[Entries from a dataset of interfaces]
▽

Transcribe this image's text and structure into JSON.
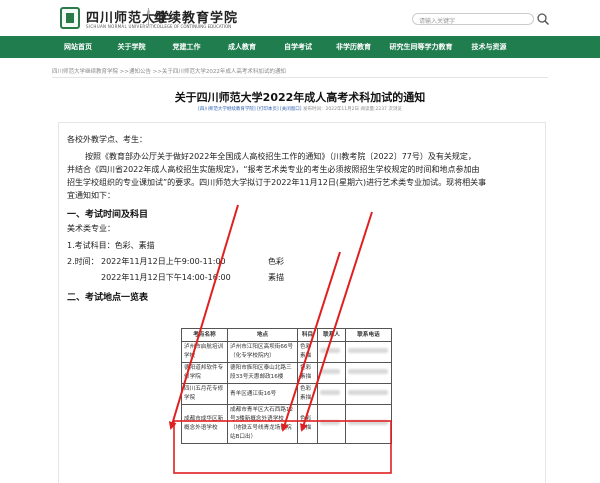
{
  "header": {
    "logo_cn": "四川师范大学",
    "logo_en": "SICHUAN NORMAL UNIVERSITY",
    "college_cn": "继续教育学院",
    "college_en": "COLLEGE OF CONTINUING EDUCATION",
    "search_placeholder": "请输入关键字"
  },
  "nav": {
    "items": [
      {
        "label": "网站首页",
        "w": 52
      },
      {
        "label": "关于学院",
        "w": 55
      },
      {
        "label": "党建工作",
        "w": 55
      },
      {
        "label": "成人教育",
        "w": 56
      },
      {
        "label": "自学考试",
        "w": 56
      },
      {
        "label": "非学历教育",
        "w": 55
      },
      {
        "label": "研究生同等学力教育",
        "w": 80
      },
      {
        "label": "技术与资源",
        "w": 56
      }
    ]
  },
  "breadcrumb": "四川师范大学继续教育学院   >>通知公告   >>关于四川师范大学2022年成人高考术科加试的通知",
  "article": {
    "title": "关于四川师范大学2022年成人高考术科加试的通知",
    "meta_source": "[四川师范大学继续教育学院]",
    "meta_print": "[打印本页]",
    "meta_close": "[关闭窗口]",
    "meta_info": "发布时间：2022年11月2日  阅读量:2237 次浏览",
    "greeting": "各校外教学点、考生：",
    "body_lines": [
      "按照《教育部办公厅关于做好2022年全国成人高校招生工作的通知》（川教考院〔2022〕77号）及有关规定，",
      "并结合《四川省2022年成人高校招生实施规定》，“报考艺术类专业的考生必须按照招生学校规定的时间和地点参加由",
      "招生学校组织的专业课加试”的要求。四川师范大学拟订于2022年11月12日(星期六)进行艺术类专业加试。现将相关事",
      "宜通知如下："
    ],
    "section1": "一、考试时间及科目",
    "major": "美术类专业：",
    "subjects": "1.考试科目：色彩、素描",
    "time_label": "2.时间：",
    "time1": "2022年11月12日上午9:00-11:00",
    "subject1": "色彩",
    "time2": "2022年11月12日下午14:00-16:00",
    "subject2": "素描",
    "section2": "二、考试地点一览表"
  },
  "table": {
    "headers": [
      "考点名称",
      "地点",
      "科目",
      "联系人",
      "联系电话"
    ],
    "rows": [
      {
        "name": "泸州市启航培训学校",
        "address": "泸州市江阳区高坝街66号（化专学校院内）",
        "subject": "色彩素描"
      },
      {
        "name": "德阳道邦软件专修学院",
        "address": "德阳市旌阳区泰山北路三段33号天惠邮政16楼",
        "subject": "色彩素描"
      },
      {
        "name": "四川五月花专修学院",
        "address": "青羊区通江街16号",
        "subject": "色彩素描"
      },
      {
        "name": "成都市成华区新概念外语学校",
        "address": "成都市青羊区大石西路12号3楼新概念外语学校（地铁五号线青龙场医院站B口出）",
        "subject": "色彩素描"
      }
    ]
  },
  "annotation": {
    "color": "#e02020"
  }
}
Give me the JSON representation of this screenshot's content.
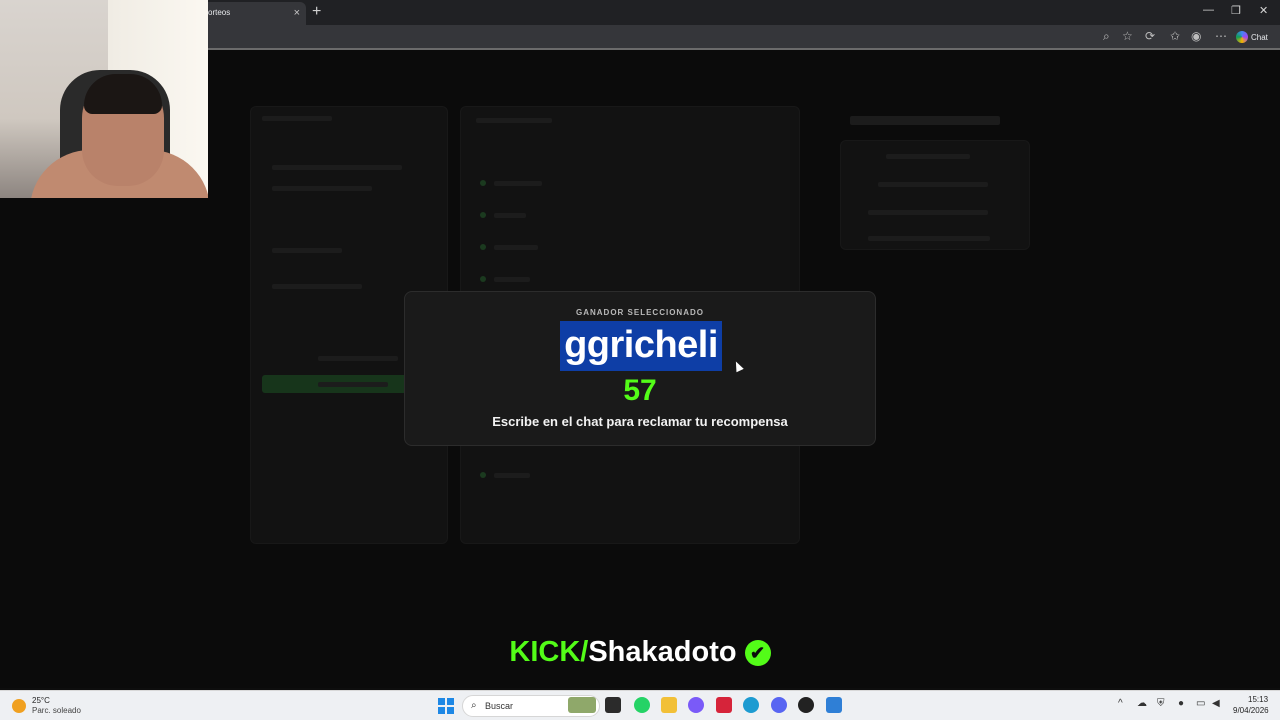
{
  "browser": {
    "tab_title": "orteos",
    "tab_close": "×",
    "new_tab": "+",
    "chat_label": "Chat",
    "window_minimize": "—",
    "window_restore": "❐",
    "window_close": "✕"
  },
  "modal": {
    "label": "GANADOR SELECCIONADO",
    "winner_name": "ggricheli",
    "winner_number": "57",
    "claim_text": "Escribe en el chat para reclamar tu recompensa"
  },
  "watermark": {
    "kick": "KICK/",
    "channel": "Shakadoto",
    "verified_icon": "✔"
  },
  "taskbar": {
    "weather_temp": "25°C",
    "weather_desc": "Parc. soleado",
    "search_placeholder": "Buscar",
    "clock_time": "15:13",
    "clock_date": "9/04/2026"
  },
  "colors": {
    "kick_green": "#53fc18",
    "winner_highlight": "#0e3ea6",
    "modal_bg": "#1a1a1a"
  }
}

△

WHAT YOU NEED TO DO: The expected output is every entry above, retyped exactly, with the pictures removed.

SOLUTION FOR THIS TASK:
Transcribe this image's text and structure into JSON.
{
  "header": {
    "logo_cn": "四川师范大学",
    "logo_en": "SICHUAN NORMAL UNIVERSITY",
    "college_cn": "继续教育学院",
    "college_en": "COLLEGE OF CONTINUING EDUCATION",
    "search_placeholder": "请输入关键字"
  },
  "nav": {
    "items": [
      {
        "label": "网站首页",
        "w": 52
      },
      {
        "label": "关于学院",
        "w": 55
      },
      {
        "label": "党建工作",
        "w": 55
      },
      {
        "label": "成人教育",
        "w": 56
      },
      {
        "label": "自学考试",
        "w": 56
      },
      {
        "label": "非学历教育",
        "w": 55
      },
      {
        "label": "研究生同等学力教育",
        "w": 80
      },
      {
        "label": "技术与资源",
        "w": 56
      }
    ]
  },
  "breadcrumb": "四川师范大学继续教育学院   >>通知公告   >>关于四川师范大学2022年成人高考术科加试的通知",
  "article": {
    "title": "关于四川师范大学2022年成人高考术科加试的通知",
    "meta_source": "[四川师范大学继续教育学院]",
    "meta_print": "[打印本页]",
    "meta_close": "[关闭窗口]",
    "meta_info": "发布时间：2022年11月2日  阅读量:2237 次浏览",
    "greeting": "各校外教学点、考生：",
    "body_lines": [
      "按照《教育部办公厅关于做好2022年全国成人高校招生工作的通知》（川教考院〔2022〕77号）及有关规定，",
      "并结合《四川省2022年成人高校招生实施规定》，“报考艺术类专业的考生必须按照招生学校规定的时间和地点参加由",
      "招生学校组织的专业课加试”的要求。四川师范大学拟订于2022年11月12日(星期六)进行艺术类专业加试。现将相关事",
      "宜通知如下："
    ],
    "section1": "一、考试时间及科目",
    "major": "美术类专业：",
    "subjects": "1.考试科目：色彩、素描",
    "time_label": "2.时间：",
    "time1": "2022年11月12日上午9:00-11:00",
    "subject1": "色彩",
    "time2": "2022年11月12日下午14:00-16:00",
    "subject2": "素描",
    "section2": "二、考试地点一览表"
  },
  "table": {
    "headers": [
      "考点名称",
      "地点",
      "科目",
      "联系人",
      "联系电话"
    ],
    "rows": [
      {
        "name": "泸州市启航培训学校",
        "address": "泸州市江阳区高坝街66号（化专学校院内）",
        "subject": "色彩素描"
      },
      {
        "name": "德阳道邦软件专修学院",
        "address": "德阳市旌阳区泰山北路三段33号天惠邮政16楼",
        "subject": "色彩素描"
      },
      {
        "name": "四川五月花专修学院",
        "address": "青羊区通江街16号",
        "subject": "色彩素描"
      },
      {
        "name": "成都市成华区新概念外语学校",
        "address": "成都市青羊区大石西路12号3楼新概念外语学校（地铁五号线青龙场医院站B口出）",
        "subject": "色彩素描"
      }
    ]
  },
  "annotation": {
    "color": "#e02020"
  }
}
Give me the JSON representation of this screenshot's content.
{
  "browser": {
    "tab_title": "orteos",
    "tab_close": "×",
    "new_tab": "+",
    "chat_label": "Chat",
    "window_minimize": "—",
    "window_restore": "❐",
    "window_close": "✕"
  },
  "modal": {
    "label": "GANADOR SELECCIONADO",
    "winner_name": "ggricheli",
    "winner_number": "57",
    "claim_text": "Escribe en el chat para reclamar tu recompensa"
  },
  "watermark": {
    "kick": "KICK/",
    "channel": "Shakadoto",
    "verified_icon": "✔"
  },
  "taskbar": {
    "weather_temp": "25°C",
    "weather_desc": "Parc. soleado",
    "search_placeholder": "Buscar",
    "clock_time": "15:13",
    "clock_date": "9/04/2026"
  },
  "colors": {
    "kick_green": "#53fc18",
    "winner_highlight": "#0e3ea6",
    "modal_bg": "#1a1a1a"
  }
}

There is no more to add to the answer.